NHS cancer patients will get early access to new RNA vaccines following last month’s announcement between the UK government and the German biopharmaceutical company BioNTech. The aim of the collaboration is to deliver 10,000 therapies, personalised to patients, over the next seven years.
“The collaboration will cover various cancer types and infectious diseases”, explained BioNTech chief executive officer Professor Uğur Şahin, adding that patients will be provided “early access to our suite of cancer immunotherapies”.
This agreement builds on the success that BioNTech achieved two years ago during the coronavirus 19 pandemic; it was the first to have its Covid-19 vaccine effectively trialled and deployed to the general public. Although it was not the first-ever approved RNA-based therapeutic (the honour of which goes to patisiran, which we covered here), it became notable as the first mRNA vaccine.

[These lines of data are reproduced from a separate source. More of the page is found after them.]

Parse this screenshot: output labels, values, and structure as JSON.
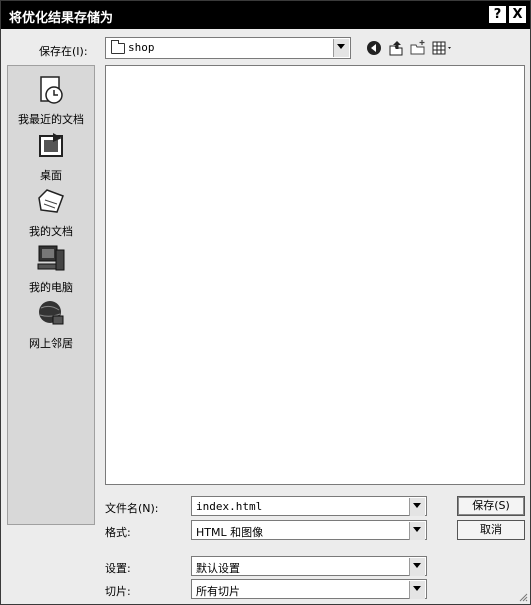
{
  "dialog": {
    "title": "将优化结果存储为",
    "help_button": "?",
    "close_button": "X"
  },
  "lookin": {
    "label": "保存在(I):",
    "value": "shop"
  },
  "toolbar": {
    "icons": [
      "back-icon",
      "up-folder-icon",
      "new-folder-icon",
      "view-menu-icon"
    ]
  },
  "places": [
    {
      "label": "我最近的文档",
      "icon": "recent-documents-icon"
    },
    {
      "label": "桌面",
      "icon": "desktop-icon"
    },
    {
      "label": "我的文档",
      "icon": "my-documents-icon"
    },
    {
      "label": "我的电脑",
      "icon": "my-computer-icon"
    },
    {
      "label": "网上邻居",
      "icon": "network-places-icon"
    }
  ],
  "form": {
    "filename_label": "文件名(N):",
    "filename_value": "index.html",
    "format_label": "格式:",
    "format_value": "HTML 和图像",
    "settings_label": "设置:",
    "settings_value": "默认设置",
    "slices_label": "切片:",
    "slices_value": "所有切片"
  },
  "buttons": {
    "save": "保存(S)",
    "cancel": "取消"
  }
}
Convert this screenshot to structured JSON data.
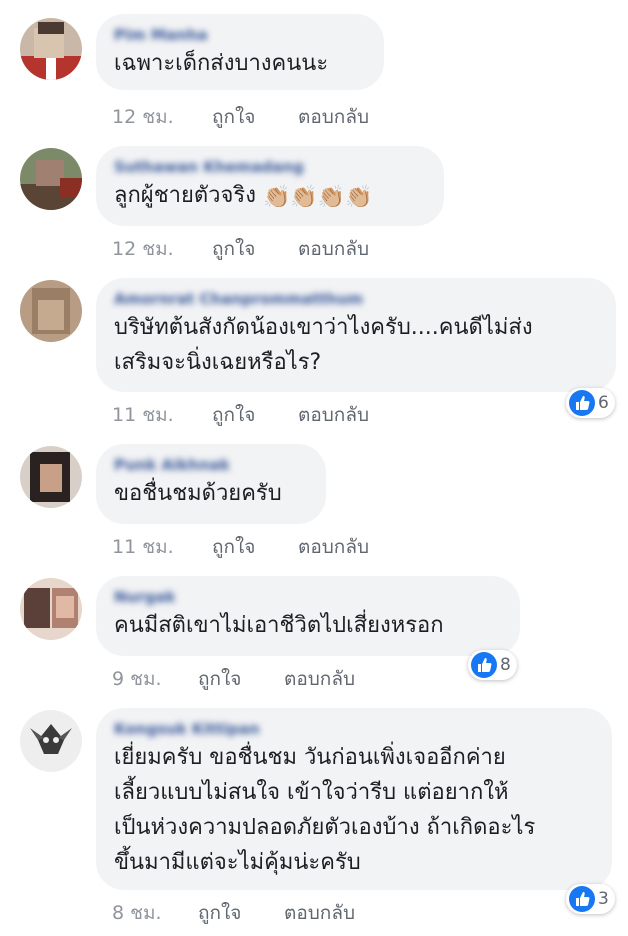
{
  "comments": [
    {
      "author": "Pim Manha",
      "text": "เฉพาะเด็กส่งบางคนนะ",
      "time": "12 ชม.",
      "like": "ถูกใจ",
      "reply": "ตอบกลับ"
    },
    {
      "author": "Suthawan Khemadang",
      "text": "ลูกผู้ชายตัวจริง",
      "emoji": "👏🏼👏🏼👏🏼👏🏼",
      "time": "12 ชม.",
      "like": "ถูกใจ",
      "reply": "ตอบกลับ"
    },
    {
      "author": "Amornrat Chanprommatthum",
      "text_line1": "บริษัทต้นสังกัดน้องเขาว่าไงครับ....คนดีไม่ส่ง",
      "text_line2": "เสริมจะนิ่งเฉยหรือไร?",
      "time": "11 ชม.",
      "like": "ถูกใจ",
      "reply": "ตอบกลับ",
      "reactions": "6"
    },
    {
      "author": "Punk Aikhnak",
      "text": "ขอชื่นชมด้วยครับ",
      "time": "11 ชม.",
      "like": "ถูกใจ",
      "reply": "ตอบกลับ"
    },
    {
      "author": "Nurgak",
      "text": "คนมีสติเขาไม่เอาชีวิตไปเสี่ยงหรอก",
      "time": "9 ชม.",
      "like": "ถูกใจ",
      "reply": "ตอบกลับ",
      "reactions": "8"
    },
    {
      "author": "Kongsuk Kittipan",
      "text_line1": "เยี่ยมครับ ขอชื่นชม วันก่อนเพิ่งเจออีกค่าย",
      "text_line2": "เลี้ยวแบบไม่สนใจ เข้าใจว่ารีบ แต่อยากให้",
      "text_line3": "เป็นห่วงความปลอดภัยตัวเองบ้าง ถ้าเกิดอะไร",
      "text_line4": "ขึ้นมามีแต่จะไม่คุ้มน่ะครับ",
      "time": "8 ชม.",
      "like": "ถูกใจ",
      "reply": "ตอบกลับ",
      "reactions": "3"
    }
  ],
  "colors": {
    "bubble": "#f2f3f5",
    "author": "#385898",
    "meta": "#90949c",
    "like_badge": "#1877f2"
  },
  "icons": {
    "reaction": "like-thumb-icon",
    "clap": "clapping-hands-icon"
  }
}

The UK was the first in the world to administer BioNTech’s mRNA vaccine outside of clinical trial. “The UK successfully delivered Covid-19 vaccines so quickly because the NHS, academia, the regulator and the private sector worked together”, said Professor Şahin. “Today’s agreement shows we are committed to do the same for cancer patients.”
- Understand: How an mRNA vaccine works
RNA vaccines as a type of cancer vaccine
Cancer vaccines are a form of immunotherapy. They work by getting the body’s own immune system to recognise and destroy cancer cells. Several different types exist – among which include RNA vaccines – and are developing areas of cancer therapies.
Cancer vaccines differ from the vaccines against microbes, such as viruses, where the same treatment can be given to millions of people. Cancer vaccines, on the other hand, must be personalised because each cancer is unique.
By engineering the vaccine to contain instructions based on the patient’s own cancer, an immune response can be provoked against it. “We hope that by finding out how to vaccinate people against their own cancers we can further improve their chances of staying cancer-free,” said NHS England’s clinical director for cancer Professor Peter Johnson.
Boosting cancer vaccine access
A new ‘cancer vaccine launch pad’ will be responsible for managing access to the new treatments. It will be jointly set up by NHS England and Genomics England, and is set to work in parallel with the existing NHS Genomic Medicine Service.
The launch pad will also be quickly identifying patients, across multiple cancer types, who could benefit from joining clinical trials. These trials could start as early as this autumn. If the clinical trials are successful, it is envisaged that the treatments will become part of standard cancer care pathways.